Wednesday, November 11, 2015
Karla Adolphe - Live at The Space EP
I first encountered Karla Adolphe, a singer-songwriter from High River, Alberta, when she played for a chapel service at Providence University College in Otterburne, Manitoba, a few years ago. I was immediately taken by this compelling and emotive performer. In concert, with only her voice and her guitar, she seemed to express a kind of victory despite loss, or an acceptance despite loneliness: her Christian faith was clearly present in that it allowed her to overcome the various difficulties that she experienced.
This was particularly evident during her last visit to Providence a couple of years ago, during which she expressed the difficulties she faced in the flooding of her house, and her community, in the floods of June 2013. She expressed how difficult the rebuilding process was for her, and as she presented her stories, I became part of her story: my own troubles (certainly not as difficult as her--and her family'--experiences) came to mind and I realized that our journeys in life, though unique to each of us, were more similar than different. And if she could overcome despite, then, perhaps, so could I.
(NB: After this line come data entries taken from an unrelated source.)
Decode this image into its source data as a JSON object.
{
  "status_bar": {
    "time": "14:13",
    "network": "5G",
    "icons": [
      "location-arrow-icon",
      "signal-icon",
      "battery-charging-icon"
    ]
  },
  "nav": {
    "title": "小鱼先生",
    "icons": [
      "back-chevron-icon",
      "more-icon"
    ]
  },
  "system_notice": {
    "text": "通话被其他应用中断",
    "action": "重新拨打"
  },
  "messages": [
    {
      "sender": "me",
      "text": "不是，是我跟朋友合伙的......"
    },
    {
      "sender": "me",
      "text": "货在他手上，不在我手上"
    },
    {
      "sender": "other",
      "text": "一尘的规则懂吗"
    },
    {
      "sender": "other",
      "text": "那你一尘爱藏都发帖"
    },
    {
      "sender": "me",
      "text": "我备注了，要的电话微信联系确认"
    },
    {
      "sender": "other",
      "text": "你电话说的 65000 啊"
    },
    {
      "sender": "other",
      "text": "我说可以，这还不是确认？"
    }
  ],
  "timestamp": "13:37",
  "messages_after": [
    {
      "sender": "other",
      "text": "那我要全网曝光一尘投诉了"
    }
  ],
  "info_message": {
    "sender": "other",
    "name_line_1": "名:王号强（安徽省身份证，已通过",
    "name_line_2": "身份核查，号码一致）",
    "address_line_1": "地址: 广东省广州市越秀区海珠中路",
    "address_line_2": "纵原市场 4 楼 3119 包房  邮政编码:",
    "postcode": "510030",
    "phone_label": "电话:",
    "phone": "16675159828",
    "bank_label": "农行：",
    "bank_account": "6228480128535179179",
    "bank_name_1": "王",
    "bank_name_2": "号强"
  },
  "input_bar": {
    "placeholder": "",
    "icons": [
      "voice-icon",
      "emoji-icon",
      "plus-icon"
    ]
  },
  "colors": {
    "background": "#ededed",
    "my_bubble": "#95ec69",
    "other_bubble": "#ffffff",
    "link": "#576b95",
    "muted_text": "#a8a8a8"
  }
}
When I found out that Karla Adolphe was putting out a live EP, I was excited. The five-song EP was recorded live at The Space, "a sound stage, post-production house and a recording studio" located in Red Deer, Alberta. The tracks feature Adolphe and her guitar, as well as a sparse band and complementary background vocals. Other than that, the production is light, and so the performance remains intimate and very easy to listen to.
The first track, "Trouble Won't Go," is a rousing number, evocative of a spiritual, a song that seems to bring to the forefront life's difficulties: "Ain't no refuge but you, my God." With all of the talk of levees breaking and earth eroding away, it is easy to make a connection (at least thematically) with Adolphe's own experiences in the 2013 floods. But her decision is to hold still in the arms of God. Her proclamation is loud and definitive. She will do this despite.
"Magnolia," a preview of the title track on her upcoming full-length release, begins with a couple of guitars and fingersnaps for percussion, and then Adolphe's blues-infused delivery. This song is a bit of a "soft" scorcher, that is until the chorus begins with the declaration of "I will rise up!" Again, the theme of victory in the face of looming defeat is strong. To say that the song is an encouragement is too strong: the song is a call of desperation, and a call to join together with her to yell at defeat and to tell it to go away.
Her rendition of "Ice Road," originally released on Honeycomb Tombs from 2012, is imbued with a positive energy not present on the studio recording. Though equally beautiful, the original is sad and sparse, evoking the loneliness of an ice road journey itself. This version seems to anticipate the arrival to a destination. Adolphe has now "gotten through," her desire throughout the song.
"No Grounds For Love" is soft and gentle, and reminds this listener of Feist's work, though with Adolphe's vocal power. It is a beautiful song which really demonstrates how talented a performer Karla Adolphe really is. She is able to disarm the listener: through her vulnerability, she makes the listener vulnerable. We are affected by her emotions. In the sonic spaces of the song, beneath and through the voice we hear, we breath, realizing that we are all on a similar journey through life.
Once I got to the last song, "Child of the King," I was saddened. It wasn't because of the triumphant sorts of declarations that Adolphe proclaims here; she continues to express this sort of victory despite. Rather, I know that the EP is over. Karla, we need a full-length, live, one-take, one-guitar, one-voice album. We need more of that spoken and sung victory despite so that we can continue to realize that we are not alone.
Until then, I suppose this will do.
You can pre-order/purchase both Digital Downloads and Physical CDs at http://www.karlaadolphe.bandcamp.com.
Look forward to Magnolia, a full-length album from Karla Adolphe, coming in March 2016. For more information on wonderful Karla Adolphe, see her website at http://www.karlaadolphe.com.